WHAT YOU HAVE TO DO:
Run through the records and, wherever a line holds the word "level", return that line.

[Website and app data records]
Start of Block

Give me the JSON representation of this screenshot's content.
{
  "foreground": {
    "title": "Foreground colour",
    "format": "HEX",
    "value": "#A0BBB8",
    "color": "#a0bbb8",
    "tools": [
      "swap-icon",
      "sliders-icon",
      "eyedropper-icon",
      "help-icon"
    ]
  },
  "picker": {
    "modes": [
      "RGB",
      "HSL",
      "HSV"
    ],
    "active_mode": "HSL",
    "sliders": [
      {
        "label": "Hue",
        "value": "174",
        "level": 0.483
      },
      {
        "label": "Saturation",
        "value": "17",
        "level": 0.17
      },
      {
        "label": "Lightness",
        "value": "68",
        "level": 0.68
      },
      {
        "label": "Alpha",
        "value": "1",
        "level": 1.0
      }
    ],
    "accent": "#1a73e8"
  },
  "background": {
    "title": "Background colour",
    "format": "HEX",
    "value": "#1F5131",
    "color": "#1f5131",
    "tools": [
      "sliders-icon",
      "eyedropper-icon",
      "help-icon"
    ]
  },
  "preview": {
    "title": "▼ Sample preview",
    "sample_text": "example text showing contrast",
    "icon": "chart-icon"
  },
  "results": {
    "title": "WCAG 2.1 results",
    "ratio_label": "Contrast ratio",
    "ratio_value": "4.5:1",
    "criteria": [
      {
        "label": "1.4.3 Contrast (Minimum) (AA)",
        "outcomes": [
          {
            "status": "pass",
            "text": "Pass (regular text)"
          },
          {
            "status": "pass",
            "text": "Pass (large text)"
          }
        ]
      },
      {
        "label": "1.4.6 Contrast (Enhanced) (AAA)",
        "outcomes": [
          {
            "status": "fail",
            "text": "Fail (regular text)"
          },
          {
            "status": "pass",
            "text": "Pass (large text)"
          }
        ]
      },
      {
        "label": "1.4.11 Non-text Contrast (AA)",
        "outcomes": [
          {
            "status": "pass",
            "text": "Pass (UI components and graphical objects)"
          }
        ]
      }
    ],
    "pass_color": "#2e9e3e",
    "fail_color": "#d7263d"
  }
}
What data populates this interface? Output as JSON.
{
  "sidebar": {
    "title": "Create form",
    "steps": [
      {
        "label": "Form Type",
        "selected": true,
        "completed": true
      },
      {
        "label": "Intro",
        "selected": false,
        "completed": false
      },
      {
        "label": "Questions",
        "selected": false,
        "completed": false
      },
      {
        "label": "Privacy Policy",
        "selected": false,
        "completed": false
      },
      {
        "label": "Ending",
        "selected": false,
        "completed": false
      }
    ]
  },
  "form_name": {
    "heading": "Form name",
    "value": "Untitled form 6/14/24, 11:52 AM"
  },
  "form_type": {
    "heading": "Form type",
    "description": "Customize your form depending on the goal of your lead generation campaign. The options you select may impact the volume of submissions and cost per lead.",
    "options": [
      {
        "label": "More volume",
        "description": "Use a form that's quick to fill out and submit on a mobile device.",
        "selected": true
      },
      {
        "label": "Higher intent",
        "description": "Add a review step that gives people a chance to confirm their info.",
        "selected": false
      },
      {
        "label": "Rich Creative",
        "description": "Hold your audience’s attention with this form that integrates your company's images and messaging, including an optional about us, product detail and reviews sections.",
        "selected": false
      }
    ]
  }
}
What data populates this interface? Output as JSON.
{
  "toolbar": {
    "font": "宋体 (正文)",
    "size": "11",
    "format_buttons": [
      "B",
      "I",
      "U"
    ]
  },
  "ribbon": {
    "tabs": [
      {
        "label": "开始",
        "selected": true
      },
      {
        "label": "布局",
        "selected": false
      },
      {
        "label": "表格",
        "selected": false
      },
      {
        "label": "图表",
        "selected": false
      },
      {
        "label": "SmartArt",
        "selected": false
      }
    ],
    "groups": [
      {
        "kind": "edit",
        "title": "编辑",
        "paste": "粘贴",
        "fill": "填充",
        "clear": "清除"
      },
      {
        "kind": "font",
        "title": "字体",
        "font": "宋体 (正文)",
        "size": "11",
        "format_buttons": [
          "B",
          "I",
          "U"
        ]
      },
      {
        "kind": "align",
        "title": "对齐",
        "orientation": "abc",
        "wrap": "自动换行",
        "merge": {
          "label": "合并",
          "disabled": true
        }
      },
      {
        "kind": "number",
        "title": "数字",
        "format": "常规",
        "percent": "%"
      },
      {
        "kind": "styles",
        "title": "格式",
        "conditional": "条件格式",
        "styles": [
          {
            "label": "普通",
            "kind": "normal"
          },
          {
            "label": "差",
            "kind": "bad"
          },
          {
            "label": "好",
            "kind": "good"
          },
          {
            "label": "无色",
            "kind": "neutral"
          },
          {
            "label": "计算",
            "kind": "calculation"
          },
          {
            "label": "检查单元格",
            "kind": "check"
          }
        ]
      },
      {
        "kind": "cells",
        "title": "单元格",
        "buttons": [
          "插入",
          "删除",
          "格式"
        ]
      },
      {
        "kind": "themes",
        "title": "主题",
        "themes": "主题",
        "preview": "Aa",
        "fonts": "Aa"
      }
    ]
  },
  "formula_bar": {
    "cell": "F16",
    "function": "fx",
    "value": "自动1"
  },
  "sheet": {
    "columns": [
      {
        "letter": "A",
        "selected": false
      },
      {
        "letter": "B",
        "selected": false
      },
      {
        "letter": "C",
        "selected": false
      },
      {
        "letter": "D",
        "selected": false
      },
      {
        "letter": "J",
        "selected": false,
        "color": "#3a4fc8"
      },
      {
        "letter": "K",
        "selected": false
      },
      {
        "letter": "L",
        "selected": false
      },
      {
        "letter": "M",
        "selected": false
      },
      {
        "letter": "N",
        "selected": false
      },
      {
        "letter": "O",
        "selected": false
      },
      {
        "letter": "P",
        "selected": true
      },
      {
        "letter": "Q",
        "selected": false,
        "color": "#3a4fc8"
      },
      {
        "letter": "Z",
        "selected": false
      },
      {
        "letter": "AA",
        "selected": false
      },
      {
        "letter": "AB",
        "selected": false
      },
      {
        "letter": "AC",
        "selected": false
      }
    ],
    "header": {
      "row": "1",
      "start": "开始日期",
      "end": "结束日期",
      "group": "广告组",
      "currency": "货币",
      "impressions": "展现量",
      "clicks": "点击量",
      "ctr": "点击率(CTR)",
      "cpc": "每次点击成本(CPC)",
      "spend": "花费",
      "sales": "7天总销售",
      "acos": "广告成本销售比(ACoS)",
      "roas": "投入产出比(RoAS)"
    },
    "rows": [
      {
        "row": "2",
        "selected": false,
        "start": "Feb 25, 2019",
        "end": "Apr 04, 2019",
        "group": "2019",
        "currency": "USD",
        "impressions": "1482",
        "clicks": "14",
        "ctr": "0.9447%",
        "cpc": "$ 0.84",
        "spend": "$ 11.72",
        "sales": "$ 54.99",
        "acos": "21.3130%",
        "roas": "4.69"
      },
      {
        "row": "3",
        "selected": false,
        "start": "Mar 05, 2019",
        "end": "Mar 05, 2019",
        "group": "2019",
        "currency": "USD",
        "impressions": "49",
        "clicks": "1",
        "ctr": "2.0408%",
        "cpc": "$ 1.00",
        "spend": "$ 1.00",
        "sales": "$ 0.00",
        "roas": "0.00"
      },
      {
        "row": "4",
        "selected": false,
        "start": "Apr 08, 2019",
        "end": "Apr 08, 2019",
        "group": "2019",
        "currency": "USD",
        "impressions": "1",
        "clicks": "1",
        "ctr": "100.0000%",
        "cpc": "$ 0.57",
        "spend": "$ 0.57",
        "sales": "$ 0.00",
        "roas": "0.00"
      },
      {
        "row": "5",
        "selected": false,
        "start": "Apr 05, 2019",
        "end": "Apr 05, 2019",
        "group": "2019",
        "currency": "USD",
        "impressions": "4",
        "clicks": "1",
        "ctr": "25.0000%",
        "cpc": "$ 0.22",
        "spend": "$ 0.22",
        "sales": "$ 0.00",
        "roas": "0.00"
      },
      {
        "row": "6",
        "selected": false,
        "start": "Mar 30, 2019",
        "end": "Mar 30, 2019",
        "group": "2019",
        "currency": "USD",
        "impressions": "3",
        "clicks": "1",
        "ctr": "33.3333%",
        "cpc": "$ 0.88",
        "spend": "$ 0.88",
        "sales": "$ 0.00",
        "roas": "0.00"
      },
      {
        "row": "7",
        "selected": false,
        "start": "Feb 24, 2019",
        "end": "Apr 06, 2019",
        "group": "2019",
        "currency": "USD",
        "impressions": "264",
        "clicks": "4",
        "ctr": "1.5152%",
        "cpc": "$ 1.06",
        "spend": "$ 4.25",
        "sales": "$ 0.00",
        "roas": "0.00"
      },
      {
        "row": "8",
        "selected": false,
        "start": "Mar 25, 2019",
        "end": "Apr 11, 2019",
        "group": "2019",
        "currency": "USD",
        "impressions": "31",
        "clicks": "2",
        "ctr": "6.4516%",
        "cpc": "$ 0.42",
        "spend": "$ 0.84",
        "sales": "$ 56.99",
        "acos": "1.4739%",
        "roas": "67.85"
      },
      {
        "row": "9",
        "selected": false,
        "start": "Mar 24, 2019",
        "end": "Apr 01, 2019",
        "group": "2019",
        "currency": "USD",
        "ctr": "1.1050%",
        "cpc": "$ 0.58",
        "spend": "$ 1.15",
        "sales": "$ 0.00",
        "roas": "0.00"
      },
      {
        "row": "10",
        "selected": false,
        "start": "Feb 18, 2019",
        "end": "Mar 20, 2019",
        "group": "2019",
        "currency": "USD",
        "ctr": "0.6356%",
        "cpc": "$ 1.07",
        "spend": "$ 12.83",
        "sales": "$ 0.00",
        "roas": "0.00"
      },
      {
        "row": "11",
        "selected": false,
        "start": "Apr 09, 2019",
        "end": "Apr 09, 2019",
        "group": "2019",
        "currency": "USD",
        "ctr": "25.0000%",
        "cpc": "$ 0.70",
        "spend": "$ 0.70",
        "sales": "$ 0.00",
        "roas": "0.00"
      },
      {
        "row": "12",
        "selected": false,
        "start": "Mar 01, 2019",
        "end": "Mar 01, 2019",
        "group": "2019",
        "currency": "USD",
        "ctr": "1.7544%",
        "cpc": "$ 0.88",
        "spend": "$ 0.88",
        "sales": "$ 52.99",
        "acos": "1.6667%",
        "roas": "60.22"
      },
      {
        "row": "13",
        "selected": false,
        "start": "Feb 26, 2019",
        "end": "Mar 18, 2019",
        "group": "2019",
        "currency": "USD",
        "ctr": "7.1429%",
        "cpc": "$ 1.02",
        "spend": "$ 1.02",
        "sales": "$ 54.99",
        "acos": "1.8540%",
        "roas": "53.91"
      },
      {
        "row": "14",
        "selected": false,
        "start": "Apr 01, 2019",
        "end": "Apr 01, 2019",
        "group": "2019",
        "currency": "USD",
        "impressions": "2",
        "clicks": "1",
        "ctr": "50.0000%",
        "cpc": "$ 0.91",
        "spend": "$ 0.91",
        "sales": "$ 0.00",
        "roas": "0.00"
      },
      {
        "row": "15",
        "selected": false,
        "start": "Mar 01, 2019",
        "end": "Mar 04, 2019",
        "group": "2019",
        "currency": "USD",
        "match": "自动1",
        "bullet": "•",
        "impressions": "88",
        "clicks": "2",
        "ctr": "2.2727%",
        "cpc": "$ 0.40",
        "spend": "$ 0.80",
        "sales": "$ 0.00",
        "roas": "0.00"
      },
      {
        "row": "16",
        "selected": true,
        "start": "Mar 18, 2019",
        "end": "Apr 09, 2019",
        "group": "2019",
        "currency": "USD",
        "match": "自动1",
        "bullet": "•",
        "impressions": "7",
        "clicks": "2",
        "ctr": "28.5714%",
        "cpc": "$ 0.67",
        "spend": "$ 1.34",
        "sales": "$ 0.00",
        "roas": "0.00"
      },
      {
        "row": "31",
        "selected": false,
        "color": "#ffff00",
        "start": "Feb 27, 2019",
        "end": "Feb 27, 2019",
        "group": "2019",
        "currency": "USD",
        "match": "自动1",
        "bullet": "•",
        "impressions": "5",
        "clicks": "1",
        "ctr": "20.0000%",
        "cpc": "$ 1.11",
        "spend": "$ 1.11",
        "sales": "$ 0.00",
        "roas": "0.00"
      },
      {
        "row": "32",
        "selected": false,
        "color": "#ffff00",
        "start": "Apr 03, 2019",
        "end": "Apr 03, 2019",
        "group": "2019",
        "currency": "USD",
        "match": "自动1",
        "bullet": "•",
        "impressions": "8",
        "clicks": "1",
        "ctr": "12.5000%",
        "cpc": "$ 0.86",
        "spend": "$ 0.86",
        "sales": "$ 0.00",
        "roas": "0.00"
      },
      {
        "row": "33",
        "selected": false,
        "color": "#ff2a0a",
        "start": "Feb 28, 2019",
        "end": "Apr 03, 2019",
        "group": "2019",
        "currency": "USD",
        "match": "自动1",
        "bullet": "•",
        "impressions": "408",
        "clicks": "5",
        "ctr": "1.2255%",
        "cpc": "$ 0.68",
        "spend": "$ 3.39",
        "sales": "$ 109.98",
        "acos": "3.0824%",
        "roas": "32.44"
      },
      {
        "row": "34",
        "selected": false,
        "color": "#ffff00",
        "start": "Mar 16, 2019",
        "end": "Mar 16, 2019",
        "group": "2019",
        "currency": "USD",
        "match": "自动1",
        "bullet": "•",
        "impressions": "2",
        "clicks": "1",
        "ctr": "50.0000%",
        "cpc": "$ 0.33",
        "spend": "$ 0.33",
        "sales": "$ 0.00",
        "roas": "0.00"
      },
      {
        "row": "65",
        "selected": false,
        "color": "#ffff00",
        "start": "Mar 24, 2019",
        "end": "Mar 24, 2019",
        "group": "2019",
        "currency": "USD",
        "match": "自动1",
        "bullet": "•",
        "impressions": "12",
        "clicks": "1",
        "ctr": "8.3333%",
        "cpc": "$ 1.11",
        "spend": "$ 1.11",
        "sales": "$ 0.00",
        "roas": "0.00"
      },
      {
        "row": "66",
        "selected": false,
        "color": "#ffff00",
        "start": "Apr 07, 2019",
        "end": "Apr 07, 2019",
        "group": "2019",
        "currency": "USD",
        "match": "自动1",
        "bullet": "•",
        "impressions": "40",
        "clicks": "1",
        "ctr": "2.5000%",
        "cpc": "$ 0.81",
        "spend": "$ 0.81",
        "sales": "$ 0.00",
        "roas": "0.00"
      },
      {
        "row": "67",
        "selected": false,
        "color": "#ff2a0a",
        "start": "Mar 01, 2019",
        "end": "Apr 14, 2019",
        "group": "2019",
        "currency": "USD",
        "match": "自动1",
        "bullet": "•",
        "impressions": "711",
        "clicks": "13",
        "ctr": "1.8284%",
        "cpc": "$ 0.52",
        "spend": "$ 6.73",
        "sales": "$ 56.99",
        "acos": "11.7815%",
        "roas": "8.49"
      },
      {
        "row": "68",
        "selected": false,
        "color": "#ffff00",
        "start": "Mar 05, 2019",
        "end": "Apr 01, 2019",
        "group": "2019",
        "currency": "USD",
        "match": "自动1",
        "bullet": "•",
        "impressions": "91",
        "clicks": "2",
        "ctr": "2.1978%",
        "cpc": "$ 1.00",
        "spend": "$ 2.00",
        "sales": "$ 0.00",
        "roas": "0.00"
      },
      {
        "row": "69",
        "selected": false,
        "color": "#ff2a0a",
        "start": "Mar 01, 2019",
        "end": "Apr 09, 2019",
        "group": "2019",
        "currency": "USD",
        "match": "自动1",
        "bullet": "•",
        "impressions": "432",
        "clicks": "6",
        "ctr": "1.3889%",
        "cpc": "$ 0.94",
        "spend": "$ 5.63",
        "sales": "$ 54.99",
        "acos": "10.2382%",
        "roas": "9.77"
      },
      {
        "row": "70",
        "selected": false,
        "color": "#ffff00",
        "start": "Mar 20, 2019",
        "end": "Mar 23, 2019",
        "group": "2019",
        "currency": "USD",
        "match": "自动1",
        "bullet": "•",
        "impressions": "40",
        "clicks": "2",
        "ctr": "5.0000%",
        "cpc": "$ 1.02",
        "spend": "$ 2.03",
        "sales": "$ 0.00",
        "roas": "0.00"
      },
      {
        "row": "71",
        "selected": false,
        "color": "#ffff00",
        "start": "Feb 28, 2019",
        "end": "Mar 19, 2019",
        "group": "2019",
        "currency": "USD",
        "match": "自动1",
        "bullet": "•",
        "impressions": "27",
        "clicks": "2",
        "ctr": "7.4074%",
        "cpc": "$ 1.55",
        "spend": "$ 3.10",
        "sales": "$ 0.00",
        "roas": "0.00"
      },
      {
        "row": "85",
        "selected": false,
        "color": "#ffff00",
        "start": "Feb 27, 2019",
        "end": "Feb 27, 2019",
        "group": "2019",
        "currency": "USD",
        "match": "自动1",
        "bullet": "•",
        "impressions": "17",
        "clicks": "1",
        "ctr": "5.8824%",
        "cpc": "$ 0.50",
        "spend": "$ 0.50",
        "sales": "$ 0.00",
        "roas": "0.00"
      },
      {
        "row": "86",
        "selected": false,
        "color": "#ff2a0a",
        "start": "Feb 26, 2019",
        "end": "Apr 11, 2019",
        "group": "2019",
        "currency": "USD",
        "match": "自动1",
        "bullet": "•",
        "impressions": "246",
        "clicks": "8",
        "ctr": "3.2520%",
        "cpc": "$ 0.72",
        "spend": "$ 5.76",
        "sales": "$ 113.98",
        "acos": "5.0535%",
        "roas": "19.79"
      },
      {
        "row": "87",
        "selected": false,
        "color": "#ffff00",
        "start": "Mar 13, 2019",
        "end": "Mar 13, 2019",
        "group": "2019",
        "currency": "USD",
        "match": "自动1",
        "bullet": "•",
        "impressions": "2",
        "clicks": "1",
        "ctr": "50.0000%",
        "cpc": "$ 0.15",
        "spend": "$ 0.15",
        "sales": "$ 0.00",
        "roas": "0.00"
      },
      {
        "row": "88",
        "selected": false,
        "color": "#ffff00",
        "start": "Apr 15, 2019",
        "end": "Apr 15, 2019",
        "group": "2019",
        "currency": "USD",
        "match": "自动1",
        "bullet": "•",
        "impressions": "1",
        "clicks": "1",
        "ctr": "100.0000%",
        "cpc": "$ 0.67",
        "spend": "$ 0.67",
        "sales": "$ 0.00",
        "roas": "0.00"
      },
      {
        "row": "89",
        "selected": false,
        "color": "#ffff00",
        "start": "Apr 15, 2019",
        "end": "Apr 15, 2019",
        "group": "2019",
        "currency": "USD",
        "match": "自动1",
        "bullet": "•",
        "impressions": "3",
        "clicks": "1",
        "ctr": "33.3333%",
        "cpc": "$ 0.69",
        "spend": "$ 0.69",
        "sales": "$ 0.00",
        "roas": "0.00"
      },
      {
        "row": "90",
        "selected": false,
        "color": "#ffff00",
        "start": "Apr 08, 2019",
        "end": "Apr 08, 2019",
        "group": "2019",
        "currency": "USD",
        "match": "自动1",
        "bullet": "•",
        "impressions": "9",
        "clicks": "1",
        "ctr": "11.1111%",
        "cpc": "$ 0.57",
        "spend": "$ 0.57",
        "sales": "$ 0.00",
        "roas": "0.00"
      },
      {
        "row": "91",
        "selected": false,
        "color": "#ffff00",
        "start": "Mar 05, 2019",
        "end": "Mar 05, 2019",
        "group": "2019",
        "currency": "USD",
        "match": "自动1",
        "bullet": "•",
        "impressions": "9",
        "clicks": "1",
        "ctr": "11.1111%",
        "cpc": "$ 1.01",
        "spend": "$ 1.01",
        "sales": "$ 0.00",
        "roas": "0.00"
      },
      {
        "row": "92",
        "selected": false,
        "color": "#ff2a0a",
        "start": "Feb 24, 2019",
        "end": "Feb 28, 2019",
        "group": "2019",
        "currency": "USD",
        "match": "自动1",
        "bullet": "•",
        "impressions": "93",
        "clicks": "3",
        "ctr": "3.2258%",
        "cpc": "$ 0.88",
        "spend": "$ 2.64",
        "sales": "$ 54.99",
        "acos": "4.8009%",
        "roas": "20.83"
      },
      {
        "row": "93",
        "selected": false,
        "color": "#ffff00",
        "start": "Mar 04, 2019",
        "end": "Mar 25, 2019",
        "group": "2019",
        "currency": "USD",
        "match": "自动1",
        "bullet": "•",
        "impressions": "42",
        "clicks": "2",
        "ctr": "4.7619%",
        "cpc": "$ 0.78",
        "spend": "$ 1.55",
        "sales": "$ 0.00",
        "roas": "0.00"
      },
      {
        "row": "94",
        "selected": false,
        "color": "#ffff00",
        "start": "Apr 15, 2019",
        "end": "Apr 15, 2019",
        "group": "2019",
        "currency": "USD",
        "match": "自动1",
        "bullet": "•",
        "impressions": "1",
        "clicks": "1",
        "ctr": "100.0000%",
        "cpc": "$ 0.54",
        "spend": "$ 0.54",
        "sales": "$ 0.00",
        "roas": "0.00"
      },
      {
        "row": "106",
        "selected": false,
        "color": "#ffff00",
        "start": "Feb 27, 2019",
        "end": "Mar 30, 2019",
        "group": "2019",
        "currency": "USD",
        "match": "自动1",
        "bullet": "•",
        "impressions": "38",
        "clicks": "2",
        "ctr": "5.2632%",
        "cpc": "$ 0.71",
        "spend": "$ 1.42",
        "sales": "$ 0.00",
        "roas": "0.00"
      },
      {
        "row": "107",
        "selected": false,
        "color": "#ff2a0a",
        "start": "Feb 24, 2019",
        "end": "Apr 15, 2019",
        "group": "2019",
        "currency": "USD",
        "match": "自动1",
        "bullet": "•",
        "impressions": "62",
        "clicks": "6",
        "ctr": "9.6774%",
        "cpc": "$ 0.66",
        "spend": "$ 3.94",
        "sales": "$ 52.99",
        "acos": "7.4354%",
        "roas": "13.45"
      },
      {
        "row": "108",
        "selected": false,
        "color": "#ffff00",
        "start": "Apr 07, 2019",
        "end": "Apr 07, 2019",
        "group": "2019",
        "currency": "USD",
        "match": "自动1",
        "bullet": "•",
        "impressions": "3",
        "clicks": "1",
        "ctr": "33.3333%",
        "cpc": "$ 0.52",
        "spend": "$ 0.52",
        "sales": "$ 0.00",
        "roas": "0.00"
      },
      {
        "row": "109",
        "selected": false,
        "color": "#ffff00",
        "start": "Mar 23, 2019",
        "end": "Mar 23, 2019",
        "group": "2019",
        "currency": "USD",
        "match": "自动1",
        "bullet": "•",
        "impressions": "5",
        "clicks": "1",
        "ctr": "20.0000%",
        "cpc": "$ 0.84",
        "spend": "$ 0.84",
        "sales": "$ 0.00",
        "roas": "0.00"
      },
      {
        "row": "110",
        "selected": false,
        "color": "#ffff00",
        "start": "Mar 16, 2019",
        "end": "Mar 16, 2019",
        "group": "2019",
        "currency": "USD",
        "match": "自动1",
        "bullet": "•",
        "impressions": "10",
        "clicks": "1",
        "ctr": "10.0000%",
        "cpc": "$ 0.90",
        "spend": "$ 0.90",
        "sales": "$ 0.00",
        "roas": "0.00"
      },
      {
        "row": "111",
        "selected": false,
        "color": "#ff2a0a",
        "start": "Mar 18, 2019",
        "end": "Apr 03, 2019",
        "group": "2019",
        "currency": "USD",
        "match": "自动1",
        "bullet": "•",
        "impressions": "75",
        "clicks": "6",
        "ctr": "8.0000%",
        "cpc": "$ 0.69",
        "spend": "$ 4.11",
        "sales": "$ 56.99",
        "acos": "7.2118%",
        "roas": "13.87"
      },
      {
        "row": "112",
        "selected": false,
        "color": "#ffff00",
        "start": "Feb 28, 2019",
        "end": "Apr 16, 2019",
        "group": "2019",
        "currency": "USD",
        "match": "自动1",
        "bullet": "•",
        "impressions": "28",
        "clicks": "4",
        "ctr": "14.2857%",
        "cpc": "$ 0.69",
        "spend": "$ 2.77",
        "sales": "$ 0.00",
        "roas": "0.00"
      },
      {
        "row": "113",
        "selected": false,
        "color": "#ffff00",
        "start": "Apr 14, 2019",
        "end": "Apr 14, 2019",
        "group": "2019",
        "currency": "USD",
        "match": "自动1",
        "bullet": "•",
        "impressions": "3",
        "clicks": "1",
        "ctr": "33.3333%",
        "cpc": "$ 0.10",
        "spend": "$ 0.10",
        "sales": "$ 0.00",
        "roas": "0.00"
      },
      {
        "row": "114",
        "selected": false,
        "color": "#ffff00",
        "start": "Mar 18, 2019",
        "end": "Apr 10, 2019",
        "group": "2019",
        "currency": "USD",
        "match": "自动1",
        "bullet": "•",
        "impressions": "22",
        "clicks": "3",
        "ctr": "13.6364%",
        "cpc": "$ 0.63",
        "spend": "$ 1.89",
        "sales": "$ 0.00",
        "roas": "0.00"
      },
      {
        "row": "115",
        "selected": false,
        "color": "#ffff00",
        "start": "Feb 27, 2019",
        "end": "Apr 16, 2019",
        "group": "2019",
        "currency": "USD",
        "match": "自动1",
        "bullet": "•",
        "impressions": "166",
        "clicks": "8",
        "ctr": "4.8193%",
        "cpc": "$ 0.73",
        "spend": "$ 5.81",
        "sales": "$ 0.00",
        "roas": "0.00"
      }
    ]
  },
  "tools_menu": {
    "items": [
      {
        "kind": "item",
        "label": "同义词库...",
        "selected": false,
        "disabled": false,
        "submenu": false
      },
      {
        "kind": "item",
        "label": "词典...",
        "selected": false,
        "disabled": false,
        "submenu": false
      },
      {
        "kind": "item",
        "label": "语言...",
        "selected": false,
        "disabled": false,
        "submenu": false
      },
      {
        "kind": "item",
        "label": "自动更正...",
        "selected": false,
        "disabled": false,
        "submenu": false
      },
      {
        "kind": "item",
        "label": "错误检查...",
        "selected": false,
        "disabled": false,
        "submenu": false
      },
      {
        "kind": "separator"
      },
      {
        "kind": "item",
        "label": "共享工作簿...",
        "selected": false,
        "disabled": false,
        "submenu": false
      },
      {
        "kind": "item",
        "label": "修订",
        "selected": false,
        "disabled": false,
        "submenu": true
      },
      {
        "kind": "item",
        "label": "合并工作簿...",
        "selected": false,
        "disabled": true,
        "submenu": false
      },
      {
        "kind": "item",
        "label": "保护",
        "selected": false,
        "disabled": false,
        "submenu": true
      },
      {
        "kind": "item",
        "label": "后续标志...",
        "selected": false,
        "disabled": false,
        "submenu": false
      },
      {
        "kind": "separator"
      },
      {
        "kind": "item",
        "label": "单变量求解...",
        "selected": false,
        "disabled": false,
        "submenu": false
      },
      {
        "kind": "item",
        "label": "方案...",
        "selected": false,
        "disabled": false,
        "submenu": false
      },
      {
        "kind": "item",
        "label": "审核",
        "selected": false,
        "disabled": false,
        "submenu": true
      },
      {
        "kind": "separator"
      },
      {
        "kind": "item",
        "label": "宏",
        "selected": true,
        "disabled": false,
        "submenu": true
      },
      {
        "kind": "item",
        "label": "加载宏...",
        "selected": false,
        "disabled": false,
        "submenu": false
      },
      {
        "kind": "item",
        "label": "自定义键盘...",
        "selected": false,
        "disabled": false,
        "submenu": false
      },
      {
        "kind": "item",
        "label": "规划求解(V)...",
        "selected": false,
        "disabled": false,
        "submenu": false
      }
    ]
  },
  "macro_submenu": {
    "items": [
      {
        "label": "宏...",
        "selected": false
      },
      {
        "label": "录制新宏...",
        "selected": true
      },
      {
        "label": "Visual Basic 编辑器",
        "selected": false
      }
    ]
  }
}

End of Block

COMPLETED EXERCISE:
        "level": 0.483
        "level": 0.17
        "level": 0.68
        "level": 1.0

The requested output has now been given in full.